For a New York sports fan, 2015 is shaping up to be a year of epic misery. To conjure a single year when every team our family has rooted for has offered up so little to hope for, we’d have to go back to the mid-60s: the Horace Clarke Yankees, the “not yet Seaver” Mets, the ‘”not yet Namath” Jets, the “decades from greatness” Giants, and the “few years from greatness” Knicks.
And 2015 looks to equal that dismal period, with only the Giants offering even a glimmer of hope for a post-season run of any kind. Those sad words said, here is what this one fan wishes at least the two baseball teams would do going forward:
Yankees: Get younger and more athletic. For what it’s worth, I thought the Didi Gregorius trade was a spot on example of what Brian Cashman should be doing for a team that sees Texeira and Beltran looking pretty completely done, the starting rotation in shambles, and Headley and Drew not seeming like answers to any good questions. I guess the big question is whether you can really break down a big market team and make fans wait a few years for a meaningful, youth-driven rebuild. It’s the same problem vexing the Phillies. I think the answer has to be yes. And speaking of making fans wait, let’s move on to the masters of that…
Mets: Improve defensively. How can a GM claim to be rebuilding a team around young pitching while allowing his defense to be this dreadful, especially up the middle? The Mets infield has one defensive player who could be described as even competent, in David Wright at third. I’ll give them a pass for Duda at first, because 30 bombs from that corner spot is worth a lot, especially in this new post-steroids, low-power world. But Murphy and Flores manning the middle infield is a cruel defensive joke on a bunch of very talented, but also very young pitchers trying to establish themselves. Every ball that’s bobbled or that simply goes through is an unnecessarily tough thing for a young pitcher to have to deal with. There is some good defensive news: two thirds of the outfield, Lagares and Granderson, is stellar. But Cuddyer is the wrong outfielder, even the wrong Rockies outfielder, to have brought to Citifield with its still vast outfield. Why not Charlie Blackmon, who would have brought great defensive speed and some real base stealing abilities to a stadium made for those assets?
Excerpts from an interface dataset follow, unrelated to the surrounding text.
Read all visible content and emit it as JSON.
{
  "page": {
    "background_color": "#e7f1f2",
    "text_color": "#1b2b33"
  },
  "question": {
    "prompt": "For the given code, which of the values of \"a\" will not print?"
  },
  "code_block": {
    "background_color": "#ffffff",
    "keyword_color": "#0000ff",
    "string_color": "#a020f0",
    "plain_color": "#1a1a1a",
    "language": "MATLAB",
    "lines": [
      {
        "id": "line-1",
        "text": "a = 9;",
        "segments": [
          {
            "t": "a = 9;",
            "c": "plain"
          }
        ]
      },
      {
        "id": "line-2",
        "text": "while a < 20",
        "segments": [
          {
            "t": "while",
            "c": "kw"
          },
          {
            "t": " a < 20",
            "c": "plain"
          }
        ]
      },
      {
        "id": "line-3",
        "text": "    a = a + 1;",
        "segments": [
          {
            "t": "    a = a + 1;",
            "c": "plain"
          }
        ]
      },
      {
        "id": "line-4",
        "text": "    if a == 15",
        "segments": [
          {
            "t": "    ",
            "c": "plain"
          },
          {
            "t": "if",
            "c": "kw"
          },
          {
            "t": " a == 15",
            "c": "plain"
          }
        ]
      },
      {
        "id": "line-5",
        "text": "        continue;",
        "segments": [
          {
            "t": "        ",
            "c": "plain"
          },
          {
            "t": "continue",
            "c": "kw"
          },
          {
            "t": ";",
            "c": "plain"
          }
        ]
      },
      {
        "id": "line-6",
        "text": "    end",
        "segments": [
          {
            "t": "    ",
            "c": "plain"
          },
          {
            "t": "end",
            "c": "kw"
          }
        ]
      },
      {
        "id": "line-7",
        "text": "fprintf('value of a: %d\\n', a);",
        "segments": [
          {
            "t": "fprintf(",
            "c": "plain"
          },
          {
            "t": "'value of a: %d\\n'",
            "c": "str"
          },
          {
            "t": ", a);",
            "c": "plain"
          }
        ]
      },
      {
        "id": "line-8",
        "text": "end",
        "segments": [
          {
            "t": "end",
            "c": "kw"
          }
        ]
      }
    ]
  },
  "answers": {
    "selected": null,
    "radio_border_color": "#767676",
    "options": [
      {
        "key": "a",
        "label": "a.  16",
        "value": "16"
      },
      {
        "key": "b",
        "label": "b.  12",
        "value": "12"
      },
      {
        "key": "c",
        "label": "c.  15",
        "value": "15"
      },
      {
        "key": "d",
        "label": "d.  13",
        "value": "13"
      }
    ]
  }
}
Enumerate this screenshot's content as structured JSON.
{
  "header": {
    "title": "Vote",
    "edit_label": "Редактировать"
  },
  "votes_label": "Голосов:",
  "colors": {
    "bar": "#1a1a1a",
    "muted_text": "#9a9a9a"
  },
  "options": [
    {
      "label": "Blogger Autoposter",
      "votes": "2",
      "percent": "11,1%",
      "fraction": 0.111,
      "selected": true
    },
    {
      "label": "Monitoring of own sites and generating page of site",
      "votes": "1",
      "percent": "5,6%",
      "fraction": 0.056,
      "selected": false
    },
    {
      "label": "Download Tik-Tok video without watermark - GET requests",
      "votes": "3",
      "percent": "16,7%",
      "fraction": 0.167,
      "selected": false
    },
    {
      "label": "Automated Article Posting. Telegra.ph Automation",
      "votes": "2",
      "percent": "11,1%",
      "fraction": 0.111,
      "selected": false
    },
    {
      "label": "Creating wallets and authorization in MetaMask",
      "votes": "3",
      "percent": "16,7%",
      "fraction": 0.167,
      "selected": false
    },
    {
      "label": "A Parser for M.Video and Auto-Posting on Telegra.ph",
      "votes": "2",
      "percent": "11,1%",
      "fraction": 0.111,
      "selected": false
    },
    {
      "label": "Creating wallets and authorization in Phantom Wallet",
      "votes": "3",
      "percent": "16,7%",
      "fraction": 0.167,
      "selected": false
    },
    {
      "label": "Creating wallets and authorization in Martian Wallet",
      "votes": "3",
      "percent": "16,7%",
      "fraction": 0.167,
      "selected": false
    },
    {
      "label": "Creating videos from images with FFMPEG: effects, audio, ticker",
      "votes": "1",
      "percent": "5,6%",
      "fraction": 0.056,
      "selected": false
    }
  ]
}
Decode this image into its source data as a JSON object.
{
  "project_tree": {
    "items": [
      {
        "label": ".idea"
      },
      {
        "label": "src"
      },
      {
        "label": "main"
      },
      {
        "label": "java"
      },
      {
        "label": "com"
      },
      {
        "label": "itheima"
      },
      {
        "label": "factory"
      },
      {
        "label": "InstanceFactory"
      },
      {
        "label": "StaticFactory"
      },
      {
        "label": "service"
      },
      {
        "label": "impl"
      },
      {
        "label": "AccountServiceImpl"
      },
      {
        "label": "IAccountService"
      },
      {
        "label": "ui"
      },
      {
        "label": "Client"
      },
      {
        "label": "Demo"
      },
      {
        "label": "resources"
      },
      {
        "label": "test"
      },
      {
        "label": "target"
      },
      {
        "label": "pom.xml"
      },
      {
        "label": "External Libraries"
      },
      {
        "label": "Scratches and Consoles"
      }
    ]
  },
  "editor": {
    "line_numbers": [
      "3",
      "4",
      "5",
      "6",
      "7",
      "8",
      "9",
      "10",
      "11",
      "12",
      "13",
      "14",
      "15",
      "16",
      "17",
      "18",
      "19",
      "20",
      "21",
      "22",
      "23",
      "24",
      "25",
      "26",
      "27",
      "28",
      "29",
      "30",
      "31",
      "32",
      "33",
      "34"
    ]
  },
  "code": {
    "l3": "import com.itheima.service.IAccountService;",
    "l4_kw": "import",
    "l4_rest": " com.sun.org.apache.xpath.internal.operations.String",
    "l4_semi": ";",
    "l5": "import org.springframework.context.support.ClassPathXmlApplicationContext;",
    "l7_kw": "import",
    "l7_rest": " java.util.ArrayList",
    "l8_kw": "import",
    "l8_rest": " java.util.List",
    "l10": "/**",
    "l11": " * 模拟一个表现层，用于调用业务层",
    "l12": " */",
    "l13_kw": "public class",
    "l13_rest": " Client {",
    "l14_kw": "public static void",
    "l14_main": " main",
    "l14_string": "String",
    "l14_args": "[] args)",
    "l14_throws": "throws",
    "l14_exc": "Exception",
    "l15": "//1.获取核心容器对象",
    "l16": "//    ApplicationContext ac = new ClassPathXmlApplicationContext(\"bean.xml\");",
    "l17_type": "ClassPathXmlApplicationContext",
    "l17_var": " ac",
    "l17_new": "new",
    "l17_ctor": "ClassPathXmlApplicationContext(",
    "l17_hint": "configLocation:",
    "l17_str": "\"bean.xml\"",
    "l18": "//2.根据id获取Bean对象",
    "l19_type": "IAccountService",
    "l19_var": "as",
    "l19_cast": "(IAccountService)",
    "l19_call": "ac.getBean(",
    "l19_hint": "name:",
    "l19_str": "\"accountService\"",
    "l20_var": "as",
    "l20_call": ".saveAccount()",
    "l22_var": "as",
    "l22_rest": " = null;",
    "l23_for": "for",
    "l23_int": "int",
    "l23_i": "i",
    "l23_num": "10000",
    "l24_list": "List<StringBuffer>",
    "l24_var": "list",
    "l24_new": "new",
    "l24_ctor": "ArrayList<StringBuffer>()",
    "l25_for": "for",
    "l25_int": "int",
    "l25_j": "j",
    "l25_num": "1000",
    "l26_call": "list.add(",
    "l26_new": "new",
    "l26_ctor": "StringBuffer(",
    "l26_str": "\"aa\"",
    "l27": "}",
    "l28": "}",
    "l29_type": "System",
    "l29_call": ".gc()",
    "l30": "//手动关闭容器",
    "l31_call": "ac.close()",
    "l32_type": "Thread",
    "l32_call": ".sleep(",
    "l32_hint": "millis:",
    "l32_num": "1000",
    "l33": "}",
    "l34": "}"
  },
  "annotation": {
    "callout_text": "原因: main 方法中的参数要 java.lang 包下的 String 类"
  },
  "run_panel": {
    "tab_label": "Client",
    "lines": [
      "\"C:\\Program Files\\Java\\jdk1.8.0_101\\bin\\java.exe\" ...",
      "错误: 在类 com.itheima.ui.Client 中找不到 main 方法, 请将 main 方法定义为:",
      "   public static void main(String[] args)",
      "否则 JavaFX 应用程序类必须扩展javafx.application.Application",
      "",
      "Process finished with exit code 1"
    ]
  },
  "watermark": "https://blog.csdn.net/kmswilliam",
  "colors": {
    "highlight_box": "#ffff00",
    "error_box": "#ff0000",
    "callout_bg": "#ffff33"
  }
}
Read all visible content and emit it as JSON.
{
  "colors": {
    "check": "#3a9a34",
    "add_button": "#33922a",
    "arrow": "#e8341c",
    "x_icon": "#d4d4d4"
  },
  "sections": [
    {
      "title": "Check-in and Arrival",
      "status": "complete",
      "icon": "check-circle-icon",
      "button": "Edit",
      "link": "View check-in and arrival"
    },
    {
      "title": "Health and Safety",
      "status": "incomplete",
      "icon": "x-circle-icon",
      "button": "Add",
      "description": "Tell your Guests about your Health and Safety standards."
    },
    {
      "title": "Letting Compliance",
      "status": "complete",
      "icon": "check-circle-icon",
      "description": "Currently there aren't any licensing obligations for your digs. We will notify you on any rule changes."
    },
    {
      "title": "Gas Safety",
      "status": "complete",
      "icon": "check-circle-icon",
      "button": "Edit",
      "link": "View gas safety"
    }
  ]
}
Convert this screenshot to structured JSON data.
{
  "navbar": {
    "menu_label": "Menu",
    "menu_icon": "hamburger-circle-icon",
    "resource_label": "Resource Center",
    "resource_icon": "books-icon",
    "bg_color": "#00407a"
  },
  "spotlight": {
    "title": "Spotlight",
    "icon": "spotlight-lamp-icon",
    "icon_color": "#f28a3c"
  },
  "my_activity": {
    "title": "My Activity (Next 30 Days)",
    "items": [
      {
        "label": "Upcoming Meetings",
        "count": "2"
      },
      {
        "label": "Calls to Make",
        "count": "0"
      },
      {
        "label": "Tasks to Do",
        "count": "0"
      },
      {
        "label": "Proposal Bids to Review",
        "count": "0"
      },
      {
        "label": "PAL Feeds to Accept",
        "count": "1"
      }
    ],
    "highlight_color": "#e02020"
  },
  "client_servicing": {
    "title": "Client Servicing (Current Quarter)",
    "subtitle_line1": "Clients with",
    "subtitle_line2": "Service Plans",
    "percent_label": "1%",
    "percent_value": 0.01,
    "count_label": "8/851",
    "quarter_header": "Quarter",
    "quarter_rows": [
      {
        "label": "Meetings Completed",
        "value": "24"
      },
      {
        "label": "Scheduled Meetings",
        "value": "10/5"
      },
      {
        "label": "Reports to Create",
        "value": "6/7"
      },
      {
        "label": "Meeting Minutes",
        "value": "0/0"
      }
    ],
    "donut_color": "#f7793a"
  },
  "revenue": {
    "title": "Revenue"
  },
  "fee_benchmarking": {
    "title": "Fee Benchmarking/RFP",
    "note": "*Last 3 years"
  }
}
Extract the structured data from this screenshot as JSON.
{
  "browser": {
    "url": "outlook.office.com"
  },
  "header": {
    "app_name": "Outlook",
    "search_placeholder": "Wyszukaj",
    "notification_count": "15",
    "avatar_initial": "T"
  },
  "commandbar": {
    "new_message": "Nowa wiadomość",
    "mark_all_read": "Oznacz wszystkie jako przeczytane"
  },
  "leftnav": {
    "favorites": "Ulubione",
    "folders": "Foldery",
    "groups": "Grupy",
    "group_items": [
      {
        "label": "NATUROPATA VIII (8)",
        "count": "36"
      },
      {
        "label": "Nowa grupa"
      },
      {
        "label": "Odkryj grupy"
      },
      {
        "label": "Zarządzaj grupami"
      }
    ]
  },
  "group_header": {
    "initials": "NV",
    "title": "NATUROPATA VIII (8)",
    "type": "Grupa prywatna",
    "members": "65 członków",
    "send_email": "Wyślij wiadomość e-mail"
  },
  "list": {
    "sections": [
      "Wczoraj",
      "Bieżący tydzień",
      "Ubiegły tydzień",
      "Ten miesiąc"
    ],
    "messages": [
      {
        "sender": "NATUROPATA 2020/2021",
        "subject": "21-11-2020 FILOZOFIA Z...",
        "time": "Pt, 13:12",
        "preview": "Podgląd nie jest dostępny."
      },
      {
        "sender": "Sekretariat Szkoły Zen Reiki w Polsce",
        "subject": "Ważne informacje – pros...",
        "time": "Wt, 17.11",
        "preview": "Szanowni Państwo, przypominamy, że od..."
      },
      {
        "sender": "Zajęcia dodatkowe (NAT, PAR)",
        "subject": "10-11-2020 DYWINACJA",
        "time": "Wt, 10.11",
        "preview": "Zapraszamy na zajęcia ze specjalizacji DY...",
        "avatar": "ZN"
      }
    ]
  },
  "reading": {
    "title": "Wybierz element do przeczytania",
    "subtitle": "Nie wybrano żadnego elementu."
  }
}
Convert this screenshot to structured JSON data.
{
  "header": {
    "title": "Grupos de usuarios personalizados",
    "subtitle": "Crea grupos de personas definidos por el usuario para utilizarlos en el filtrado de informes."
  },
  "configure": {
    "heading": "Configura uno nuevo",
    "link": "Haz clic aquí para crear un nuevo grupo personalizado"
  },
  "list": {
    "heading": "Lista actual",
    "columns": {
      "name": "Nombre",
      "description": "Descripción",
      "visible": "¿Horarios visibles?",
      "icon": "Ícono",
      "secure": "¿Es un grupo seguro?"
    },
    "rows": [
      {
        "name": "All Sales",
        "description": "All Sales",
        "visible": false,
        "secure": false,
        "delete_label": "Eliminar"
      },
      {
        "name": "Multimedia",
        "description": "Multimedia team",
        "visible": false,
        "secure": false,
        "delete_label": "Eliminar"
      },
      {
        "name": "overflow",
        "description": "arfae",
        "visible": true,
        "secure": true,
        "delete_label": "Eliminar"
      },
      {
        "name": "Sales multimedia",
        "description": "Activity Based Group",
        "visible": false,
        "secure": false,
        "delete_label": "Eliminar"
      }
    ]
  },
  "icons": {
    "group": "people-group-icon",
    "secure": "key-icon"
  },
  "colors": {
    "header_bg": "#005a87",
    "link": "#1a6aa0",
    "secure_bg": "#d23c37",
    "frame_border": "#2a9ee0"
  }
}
As for the Knicks, I’m going to defer to my younger son – byline CBoh – who is much better versed on Knick needs than his dad, and whose posting will follow shortly. After that, his brother Bojo will weigh in on our Giants.